Alton A. McDonald, Myers & McDonald, Ebensburg, for appellant.
C. E. Davis, Ebensburg, for appellee.
Before Rhodes, P. J., and Hirt, Reno, Dithrich, Ross, Arnold and Gunther, JJ.
[ 170 Pa. Super. Page 214]
Plaintiff, Henry Pinkshaw, is the owner of a tract of land embracing about 180 acres in defendant Township of Cambria. For a considerable distance this tract abuts on a Township road, constituting its northerly and northwesterly boundaries, and is situated in a valley into which surface waters from lands north of the Township road and the road itself naturally drain. A small stream, after passing through a culvert under the Township road, enters plaintiff's land at its northeasterly corner and crosses it in a southwesterly direction. However, this culvert is blocked most of the time and during heavy rains surface water overflows onto the road and thence onto plaintiff's property.
Beginning in 1938, plaintiff constructed six dams on the land in question for purposes of 'raising, propagating, and stocking fish,' incidents of his commercial fishing venture. Five dams were constructed west of the stream, creating small ponds, fed by springs, which were used as 'rearing pools.' The sixth and largest one was constructed on the southerly portion of plaintiff's land. The pond there created, fed principally by the stream and surface drainage, covered five or six acres and was five to six feet deep. When fish in the 'rearing pools' reached a certain size they were transferred to the pond at the large dam where the public, upon payment of a fee to plaintiff, were permitted to fish.
In the fall of 1943, in improving the Township road, defendant covered it with coal mine waste to a depth of four to eight inches. Following heavy rains in the spring of 1944 large numbers of plaintiff's fish died,
[ 170 Pa. Super. Page 215]
though prior to that time they had thrived in the environment provided for them. On May 24, 1945, plaintiff filed an action in trespass against defendant seeking to recover damages for injury to his real estate, alleging that 'the dams and/or ponds constructed by the Plaintiff * * * became useless for the purpose of raising, propagating, and stocking fish caused by water passing through the * * * coal mine waste * * *, whereby the waters in the dams and/or ponds became toxic to fish, the * * * substance negligently * * * placed on the * * * road * * * causing sulphur compounds and acids in the water of said dams and/or ponds.'

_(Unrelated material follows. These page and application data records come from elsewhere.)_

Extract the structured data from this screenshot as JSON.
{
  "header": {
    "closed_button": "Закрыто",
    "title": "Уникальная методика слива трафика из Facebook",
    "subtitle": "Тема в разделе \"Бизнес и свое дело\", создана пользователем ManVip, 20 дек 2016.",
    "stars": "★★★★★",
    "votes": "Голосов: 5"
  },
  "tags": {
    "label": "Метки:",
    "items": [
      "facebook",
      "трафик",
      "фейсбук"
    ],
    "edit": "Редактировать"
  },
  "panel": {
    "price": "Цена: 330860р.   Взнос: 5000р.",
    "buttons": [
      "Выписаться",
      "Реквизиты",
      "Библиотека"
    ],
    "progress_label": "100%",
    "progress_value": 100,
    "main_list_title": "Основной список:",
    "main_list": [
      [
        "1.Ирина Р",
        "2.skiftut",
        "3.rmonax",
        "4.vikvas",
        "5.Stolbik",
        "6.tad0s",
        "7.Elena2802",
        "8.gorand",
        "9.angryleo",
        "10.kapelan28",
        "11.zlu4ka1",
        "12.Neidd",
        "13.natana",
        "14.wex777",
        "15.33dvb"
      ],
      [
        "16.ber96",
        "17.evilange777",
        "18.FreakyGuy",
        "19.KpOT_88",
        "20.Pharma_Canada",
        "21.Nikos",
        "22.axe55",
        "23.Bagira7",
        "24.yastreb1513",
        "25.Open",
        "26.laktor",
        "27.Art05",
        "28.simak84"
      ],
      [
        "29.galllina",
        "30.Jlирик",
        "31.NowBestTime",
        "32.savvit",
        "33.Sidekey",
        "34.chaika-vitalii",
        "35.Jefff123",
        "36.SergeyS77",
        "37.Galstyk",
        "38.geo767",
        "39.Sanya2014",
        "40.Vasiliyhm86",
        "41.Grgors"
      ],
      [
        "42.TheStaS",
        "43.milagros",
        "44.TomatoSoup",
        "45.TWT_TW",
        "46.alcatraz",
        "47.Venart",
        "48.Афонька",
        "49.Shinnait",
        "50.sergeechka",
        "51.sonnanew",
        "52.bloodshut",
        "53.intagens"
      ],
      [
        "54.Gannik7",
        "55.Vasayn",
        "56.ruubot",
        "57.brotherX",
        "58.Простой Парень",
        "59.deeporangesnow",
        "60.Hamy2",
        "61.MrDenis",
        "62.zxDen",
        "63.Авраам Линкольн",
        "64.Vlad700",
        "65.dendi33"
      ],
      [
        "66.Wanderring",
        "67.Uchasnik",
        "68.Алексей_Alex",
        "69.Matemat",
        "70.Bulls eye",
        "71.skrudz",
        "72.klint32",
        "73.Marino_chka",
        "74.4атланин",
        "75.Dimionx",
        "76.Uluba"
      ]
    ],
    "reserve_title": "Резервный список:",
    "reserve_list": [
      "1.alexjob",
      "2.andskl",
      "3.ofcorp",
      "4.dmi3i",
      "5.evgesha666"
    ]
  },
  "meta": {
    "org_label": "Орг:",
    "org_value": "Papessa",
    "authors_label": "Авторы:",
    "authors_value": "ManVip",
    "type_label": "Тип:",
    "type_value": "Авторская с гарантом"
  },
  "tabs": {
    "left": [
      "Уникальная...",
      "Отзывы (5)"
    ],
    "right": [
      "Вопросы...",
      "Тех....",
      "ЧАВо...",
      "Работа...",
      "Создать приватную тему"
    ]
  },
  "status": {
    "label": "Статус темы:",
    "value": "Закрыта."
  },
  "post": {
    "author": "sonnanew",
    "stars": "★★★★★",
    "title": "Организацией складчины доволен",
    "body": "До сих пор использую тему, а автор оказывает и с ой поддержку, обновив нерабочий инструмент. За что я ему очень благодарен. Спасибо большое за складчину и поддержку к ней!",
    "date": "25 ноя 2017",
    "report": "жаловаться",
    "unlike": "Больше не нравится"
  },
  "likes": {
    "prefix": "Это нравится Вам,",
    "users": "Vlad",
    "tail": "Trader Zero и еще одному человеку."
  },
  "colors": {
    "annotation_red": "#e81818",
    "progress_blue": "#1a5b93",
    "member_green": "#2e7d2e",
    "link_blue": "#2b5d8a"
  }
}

The case was first tried in 1947 and resulted in a verdict for plaintiff for $6800, but a new trial was granted on the ground that the verdict was excessive. A second trial took place in 1949 and resulted in a verdict for plaintiff for $1500. The court below denied defendant's motions for new trial and judgment n. o. v. and ordered judgment entered on the verdict. The sole question raised in this appeal is whether plaintiff has proved, with the certainty required by law, a causal connection between defendant's negligent use of the coal mine waste on the Township road and the injury to plaintiff's land.
It is clearly established that the mine waste generated a toxic substance which was deleterious to aquatic life. There was expert testimony that aquatic life will not live in water having a pH less than 4.6. The symbol pH, as used here, refers to acid content. Samples taken from the roadbed in 1944 showed a pH of 2.4 and a pH of 2.6. In 1949 similar samples indicated a pH of 2.9, while ...